SB702 – not yet heard by committee
This bill has already garnered some media attention as it states that failure to register for TAT and GET is a class C felony. A Class C felony is punishable by a maximum of seven years in prison. Class C felonies include crimes such as theft, possession of a controlled substance, second-degree statutory rape and first-degree involuntary manslaughter.
This bill also sets up a public database whereby anyone can look you up to see if you are properly registered. This raises certain security and privacy concerns.
SB695 – not yet heard by committee
This bill is actually quite good as it attempts to clarify that TAT applies to rent and mandatory fees charged to guests. RBOAA supports clarification of tax rules.
The Hawaii Legislature opened earlier in January and will run until about mid-May.
2. Funding and Membership – RBOAA
It is, of course, membership renewal time!
“Mahalo” to all of you who renewed your membership and/or made a donation to RBOAA this year. We would not be able to do what we do without your support.
We have engaged our lobbyist in Honolulu already this year and he has been of great help so far. But, he is not cheap!
In a recent study of some of the more popular owner rental web sites, there appears to be more than five thousand owner-managed vacation rental properties in Hawaii. That number dwarfs our membership numbers so we know there are a lot of owners out there who might not be aware of RBOAA, not aware of all the good work we have done, and all of the good we will continue to do on your behalf.
We need to grow our membership in order to continue on as we have in the past. Please ask anyone you know who owns a vacation rental property to visit our web site www.rboaa.org and become a member or make a donation today. We all have neighbors, friends, or maybe even family who would benefit. Please don’t assume they are aware of RBOAA. We are all in this together and all of you can act as a small army of recruiters. Please do your part and help us spread the word.
Help us make sure everyone who self manages a vacation rental property in Hawaii is aware of the opposition we all face and that RBOAA is here to help.
So please, right now, please renew your membership at www.rboaa.org and/or click on the “Donate — Click Here” button.
Remember, none of your executive team is paid – we are all volunteers.
3. Act 204 Took Effect January 1, 2016. Make sure you are in compliance today.
The full details of Act 204 are available on our website at www.rboaa.org. The key summary points are:
• If you don’t live on the same island as your vacation rental, you need to name a Local Contact and you must identify your Local Contact by name, phone number and email address to your guests before they check in and within the rental property. Your local contact does not need to be a real estate agent unless he/she is performing tasks for which a real estate license is required (e.g. collecting rent on your behalf).

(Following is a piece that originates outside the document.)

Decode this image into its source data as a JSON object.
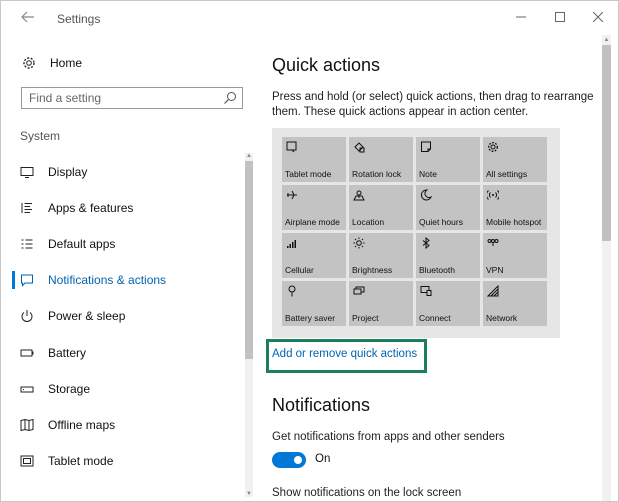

• You must post your Hawaii Tax ID number (your TAT ID number) conspicuously in all advertisements and in your rental
We are still – yes – still – waiting for the detailed rules from the DoT as to how they will enforce and interpret Act 204. We will send that along to you when we get it.
4. Specific Regulations for each County
RBOAA’s mandate is focused at the State of Hawaii level, and to consider certain issues which bridge the County level and the State level.It is very important for you to know that each county in Hawaii has its own regulations (or lack thereof) for zoning and permitting of vacation rentals. Please visit the County Regulations page on the RBOAA website, https://www.rboaa.org/county-regulations/ to check for regulations and upcoming potential regulations. The onus is on you, as owner, to ensure you are in compliance with all regulations – state, county and HOA.
We recently updated the page with information on all counties.
We will do our best to keep this page up to date, but we can’t promise it is always up to date. If you have specific questions about county regulations which you can’t answer from our website, please contact the county. RBOAA simply does not have the volunteer resources to answer questions on specific county regulations.